In cryptanalysis and computer security, password cracking is the process of recovering passwords from data that has been stored in or transmitted by a computer system in scrambled form. A common approach (brute-force attack) is to repeatedly try guesses for the password and to check them against an available cryptographic hash of the password. Another type of approach is password spraying, which is often automated and occurs slowly over time in order to remain undetected, using a list of common passwords.
The purpose of password cracking might be to help a user recover a forgotten password (due to the fact that installing an entirely new password would involve System Administration privileges), to gain unauthorized access to a system, or to act as a preventive measure whereby system administrators check for easily crackable passwords. On a file-by-file basis, password cracking is utilized to gain access to digital evidence to which a judge has allowed access, when a particular file’s permissions are restricted.
Password Recovery Services
When data is inaccessible due to a lost or intentionally hidden password, several recovery options exist.
In many instances, password recovery engineers can refine standard heuristical rules to run through likely solutions or use parts of remembered passwords to construct a more effective model. This is completed via a detailed audit, which identifies likely components of the password (and just as importantly, unlikely components of the password).

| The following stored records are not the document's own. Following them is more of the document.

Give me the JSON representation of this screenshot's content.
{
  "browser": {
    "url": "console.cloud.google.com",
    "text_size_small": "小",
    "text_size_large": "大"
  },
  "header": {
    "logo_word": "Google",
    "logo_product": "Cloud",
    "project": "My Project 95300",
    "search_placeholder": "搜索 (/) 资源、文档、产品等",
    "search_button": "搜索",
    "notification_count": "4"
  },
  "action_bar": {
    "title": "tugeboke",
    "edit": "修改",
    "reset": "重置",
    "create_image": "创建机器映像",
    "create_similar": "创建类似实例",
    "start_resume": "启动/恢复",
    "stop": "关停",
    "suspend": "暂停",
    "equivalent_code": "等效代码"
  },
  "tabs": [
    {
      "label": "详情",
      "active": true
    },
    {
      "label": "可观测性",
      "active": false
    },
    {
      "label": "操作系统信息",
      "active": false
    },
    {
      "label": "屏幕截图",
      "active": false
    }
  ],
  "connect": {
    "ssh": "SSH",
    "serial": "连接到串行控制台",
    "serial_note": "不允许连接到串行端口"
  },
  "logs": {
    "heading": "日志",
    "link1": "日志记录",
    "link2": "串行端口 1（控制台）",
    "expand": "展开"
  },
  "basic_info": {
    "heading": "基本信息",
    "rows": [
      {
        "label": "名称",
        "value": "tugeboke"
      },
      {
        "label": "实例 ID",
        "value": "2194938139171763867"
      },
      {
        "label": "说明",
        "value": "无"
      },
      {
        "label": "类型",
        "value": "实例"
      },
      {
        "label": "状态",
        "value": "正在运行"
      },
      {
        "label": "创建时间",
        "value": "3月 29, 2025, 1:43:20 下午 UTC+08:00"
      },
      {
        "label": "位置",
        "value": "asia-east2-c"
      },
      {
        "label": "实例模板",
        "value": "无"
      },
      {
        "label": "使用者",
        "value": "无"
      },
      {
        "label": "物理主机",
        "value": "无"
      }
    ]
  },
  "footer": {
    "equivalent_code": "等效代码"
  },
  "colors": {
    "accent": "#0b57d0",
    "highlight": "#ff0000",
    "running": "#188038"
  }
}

When a program uses hashing to store a password, additional options may exist. In encryption, hashing is a security method that condenses a message into a fixed-length value, and it’s commonly used to store passwords. Hashed passwords are difficult to obtain, but certain hashing methods can be reversed by trained engineers. Specialized hardware allows our team to input anywhere from 10,000 to 40 trillion hashes per second.
Passwords with instant recovery possible
Ever hidden the front-door key under a doormat “just in case”? Believe it or not, many passwords (as well as actual encryption keys) are stored alongside with the data they are designed to protect. Unsurprisingly, this strategy has a name of “Keys Under Doormats”. When using this strategy, the data is encrypted, meaning that accessing it without the key (by resetting or removing the password, for example) is not possible. However, the very fact that the key is accessible alongside with the data makes the decryption instant (if not always trivial).
- Data: Encrypted
- Password: Stored alongside with the data
- Data access: Instant, password can be extracted and used for decryption
Examples of such strategies are many. iCloud backups produced by your iPhone, for example, are securely encrypted with industry-standard AES256 encryption. The decryption keys are stored on a different physical server (so at least the data is protected against physical break-ins), but easily accessible when you’re pulling the data chunks.